YES: Studying mathematics provides in-depth views into the complexities of the discipline and is intellectually satisfying but ultimately less useful to most individuals and societal well-being.
In many acclaimed educational systems worldwide, the foundational levels of mathematics contain many topics that may engage youths’ intellectual curiosity but prove less useful if they specialize in other fields upon graduation from high school.
Studied on its own at the undergraduate level, mathematics may appear to be a highly abstract and specialized discipline for enthusiasts but appears less relevant to the concerns of acquiring a professional qualification.
At its more advanced levels of study, mathematics become extremely complex and specialists may devote a major portion of post-graduate work or experience on the identification and solution of highly abstract mathematical problems that are totally removed from everyday life.
NO: Studying mathematics is both intellectually satisfying and provide practical means for both individuals and society to enrich our lives and overall well-being.
It is the process rather than mere data one acquires that is useful in the study of complex mathematical topics at the high school level, as these topics help develop the critical thinking and visualizing skills in students that are so vital to holistic development.
At the undergraduate level, mathematics is integrated as a component both vital and applicable to a wide variety of seemingly unrelated disciplines, including economics, psychology and social work.

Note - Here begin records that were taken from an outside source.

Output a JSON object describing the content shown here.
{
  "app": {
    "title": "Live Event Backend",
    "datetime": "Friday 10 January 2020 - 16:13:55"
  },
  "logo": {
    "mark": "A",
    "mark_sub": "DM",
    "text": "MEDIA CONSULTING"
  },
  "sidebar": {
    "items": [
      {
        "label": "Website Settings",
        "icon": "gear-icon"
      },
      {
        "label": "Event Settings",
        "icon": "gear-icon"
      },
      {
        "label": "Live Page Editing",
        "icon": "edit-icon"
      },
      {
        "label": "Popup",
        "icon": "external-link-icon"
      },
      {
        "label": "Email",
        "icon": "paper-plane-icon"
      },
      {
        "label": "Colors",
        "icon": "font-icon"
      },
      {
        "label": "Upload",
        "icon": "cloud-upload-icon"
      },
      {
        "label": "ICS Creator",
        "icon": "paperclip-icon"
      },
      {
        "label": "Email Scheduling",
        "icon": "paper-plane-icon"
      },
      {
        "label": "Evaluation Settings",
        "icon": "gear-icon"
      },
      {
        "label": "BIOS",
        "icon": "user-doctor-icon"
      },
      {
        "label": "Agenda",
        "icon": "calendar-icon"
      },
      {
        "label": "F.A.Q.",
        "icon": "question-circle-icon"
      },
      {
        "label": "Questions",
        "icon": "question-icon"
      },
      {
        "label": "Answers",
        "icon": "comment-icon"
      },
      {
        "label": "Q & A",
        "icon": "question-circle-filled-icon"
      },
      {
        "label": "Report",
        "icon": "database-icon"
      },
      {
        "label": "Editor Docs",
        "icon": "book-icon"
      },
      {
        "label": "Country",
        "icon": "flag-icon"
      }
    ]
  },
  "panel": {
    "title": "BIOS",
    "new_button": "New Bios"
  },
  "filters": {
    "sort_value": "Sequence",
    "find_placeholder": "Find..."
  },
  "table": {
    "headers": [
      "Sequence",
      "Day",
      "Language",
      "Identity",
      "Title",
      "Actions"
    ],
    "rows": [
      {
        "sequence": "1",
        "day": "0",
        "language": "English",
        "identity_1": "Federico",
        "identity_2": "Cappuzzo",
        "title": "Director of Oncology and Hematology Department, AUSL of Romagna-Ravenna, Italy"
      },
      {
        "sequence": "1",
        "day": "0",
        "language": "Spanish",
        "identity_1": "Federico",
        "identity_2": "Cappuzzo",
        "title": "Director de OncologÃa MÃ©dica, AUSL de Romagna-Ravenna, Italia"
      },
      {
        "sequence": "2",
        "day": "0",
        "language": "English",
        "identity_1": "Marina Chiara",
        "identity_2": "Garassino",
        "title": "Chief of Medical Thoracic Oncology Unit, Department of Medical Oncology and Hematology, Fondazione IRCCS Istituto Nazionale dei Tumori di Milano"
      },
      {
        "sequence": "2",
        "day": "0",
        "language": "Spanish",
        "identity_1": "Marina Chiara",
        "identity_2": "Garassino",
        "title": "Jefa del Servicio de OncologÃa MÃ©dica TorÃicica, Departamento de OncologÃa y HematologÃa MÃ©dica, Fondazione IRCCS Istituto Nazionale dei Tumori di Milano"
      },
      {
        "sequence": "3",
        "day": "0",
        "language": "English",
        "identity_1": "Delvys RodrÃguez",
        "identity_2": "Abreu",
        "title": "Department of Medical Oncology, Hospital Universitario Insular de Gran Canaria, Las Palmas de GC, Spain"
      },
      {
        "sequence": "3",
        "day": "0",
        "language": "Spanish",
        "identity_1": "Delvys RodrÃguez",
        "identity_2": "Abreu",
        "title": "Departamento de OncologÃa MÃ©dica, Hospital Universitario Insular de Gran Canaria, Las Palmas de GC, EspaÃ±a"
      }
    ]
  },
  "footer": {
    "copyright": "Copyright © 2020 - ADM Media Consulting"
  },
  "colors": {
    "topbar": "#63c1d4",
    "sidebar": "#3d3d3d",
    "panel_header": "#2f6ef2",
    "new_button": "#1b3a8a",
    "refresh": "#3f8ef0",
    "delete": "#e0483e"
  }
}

The more advanced levels of mathematical study aim to identify and contribute practical solutions to major challenges faced by humanity, such as complex formulations to calculate the rate of melting polar ice-caps, which may be vital to international deliberations on climate change.